Here are the business stories you need to know about this morning.
*Ryanair boss Michael O'Leary has got off to a good start to the long weekend - waking up €15m richer this morning.
The airline chief is one of the major beneficiaries of a €398m windfall being dished out to Ryanair's shareholders, using the proceeds of the sale of its 29.8pc stake in Aer Lingus to British Airways owner IAG.
Shareholders in Ryanair overwhelmingly approved the cash distribution at a meeting at the airline's HQ near Dublin Airport yesterday morning - an event which was, unusually, off limits to the media.
*The financial regulator was 'getting nervous' about FBD before it entered into a €70m agreement to sell a bond to Canadian financial holdings company Fairfax and sell its real estate assets, chief executive Fiona Muldoon said.
Shareholders backed the proposal to sell hotels at an extraordinary general meeting in the Irish Farm Centre yesterday where Ms Muldoon refused to fully rule out office closures.
"Some of the branch managers have said 'you know, we're hearing rumours'. I have been very clear, we will have to take cuts.
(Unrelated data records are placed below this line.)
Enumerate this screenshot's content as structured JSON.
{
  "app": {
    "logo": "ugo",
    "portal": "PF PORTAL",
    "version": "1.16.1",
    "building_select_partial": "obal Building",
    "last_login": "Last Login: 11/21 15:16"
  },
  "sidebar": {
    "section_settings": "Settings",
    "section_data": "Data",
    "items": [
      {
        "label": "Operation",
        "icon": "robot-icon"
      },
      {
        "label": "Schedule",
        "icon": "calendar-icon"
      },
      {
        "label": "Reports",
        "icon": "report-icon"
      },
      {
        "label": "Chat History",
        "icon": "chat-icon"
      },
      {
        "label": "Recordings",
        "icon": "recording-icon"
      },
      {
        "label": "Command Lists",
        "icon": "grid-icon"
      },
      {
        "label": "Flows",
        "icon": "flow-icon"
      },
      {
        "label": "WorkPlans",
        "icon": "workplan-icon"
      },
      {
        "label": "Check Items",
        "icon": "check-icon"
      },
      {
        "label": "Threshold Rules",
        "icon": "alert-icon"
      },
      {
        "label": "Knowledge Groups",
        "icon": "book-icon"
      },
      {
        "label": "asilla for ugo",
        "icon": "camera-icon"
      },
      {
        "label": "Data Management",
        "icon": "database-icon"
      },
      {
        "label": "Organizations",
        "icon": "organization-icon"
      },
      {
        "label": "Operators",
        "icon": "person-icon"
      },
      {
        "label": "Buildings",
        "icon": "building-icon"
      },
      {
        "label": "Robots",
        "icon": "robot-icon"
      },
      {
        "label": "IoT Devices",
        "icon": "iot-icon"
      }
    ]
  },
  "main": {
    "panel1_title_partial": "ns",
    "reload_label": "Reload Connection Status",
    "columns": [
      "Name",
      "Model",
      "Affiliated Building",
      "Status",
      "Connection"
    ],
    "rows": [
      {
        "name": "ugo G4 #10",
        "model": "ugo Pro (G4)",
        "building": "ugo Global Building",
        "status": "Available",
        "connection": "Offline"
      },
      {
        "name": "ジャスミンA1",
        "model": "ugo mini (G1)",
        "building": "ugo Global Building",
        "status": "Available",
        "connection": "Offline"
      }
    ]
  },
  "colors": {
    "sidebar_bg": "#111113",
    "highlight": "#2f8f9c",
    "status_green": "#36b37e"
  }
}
But I have been very clear that this first phase is €7m, which is about 100 people and that the first phase does not involve closing offices," Ms Muldoon said.
*Limerick brothers John and Patrick Collison have been named as the EY Entrepreneurs of the Year 2015 at a glittering awards ceremony at the Citywest Hotel in Dublin.
Still in their 20s, the pair co-founded California-based Stripe in 2010 with financial backing from technology sector heavyweights like PayPal founders Elon Musk and Peter Thiel.
The Collisons' online payments company is now tipped to become a global brand.
The Irish Times
*Denis O'Brien's Digicel faces a battle with US billionaire John Malone, who is in talks to acquire Digicel's rival Cable & Wireless Communications (CWC) via his Liberty Global group.
The deal would be worth around €5.1bn. Shares in CWC leapt by a fifth yesterday.
*Standard Life shareholders won't be pursued for tax on a "return of value" after a u-turn from Finance Minister Michael Noonan.
Irish shareholders in the insurer faced a large bill after forms allowing them to choose between receiving a payout as income - leading to a higher tax bill - or capital got lost in the post.
The default option was income. Mr Noonan had previously signalled that he wouldn't grant shareholders relief.
*Canada has opened its doors to Irish and European beef for the first time in 19 years.
Irish exports there had been banned after the BSE crisis.
Separately Ireland has reached a deal with Oman on a health certificate that will allow beef and sheep meat to be exported there.
*Officials from Chinese economic powerhouse Shanghai said the city's twinng link with Cork has been one of its most successful.
Import-export business between the cities has been more than doubled since 2010 to €1.88bn.
The officials said they see potential for more growth and want to work with Irish businesses.
*Only 11pc of the €400m in the Government's SME loan fund has been drawn down in the first four months of the scheme.
The fund - the Strategic Bank Corporation of Ireland (SBCI) is designed to lend to SMEs at a low cost.
The figures - revealed by Finance Minister Michael Noonan in a parliamentary answer - show 85pc of the loans have been taken by the agriculture sector.
*Support for Britain remaining in the EU has plunged after an influx of migrants into Europe pushed voters towards the exit, polling company Ipsos Mori said yesterday.
Support for a "Brexit" rose to 39pc - the highest since 2012 - slashing the lead of the 'In' campaign to 13 percentage points - from 34 in June.
A "Brexit" would do major damage to the Irish economy - many analysts have warned.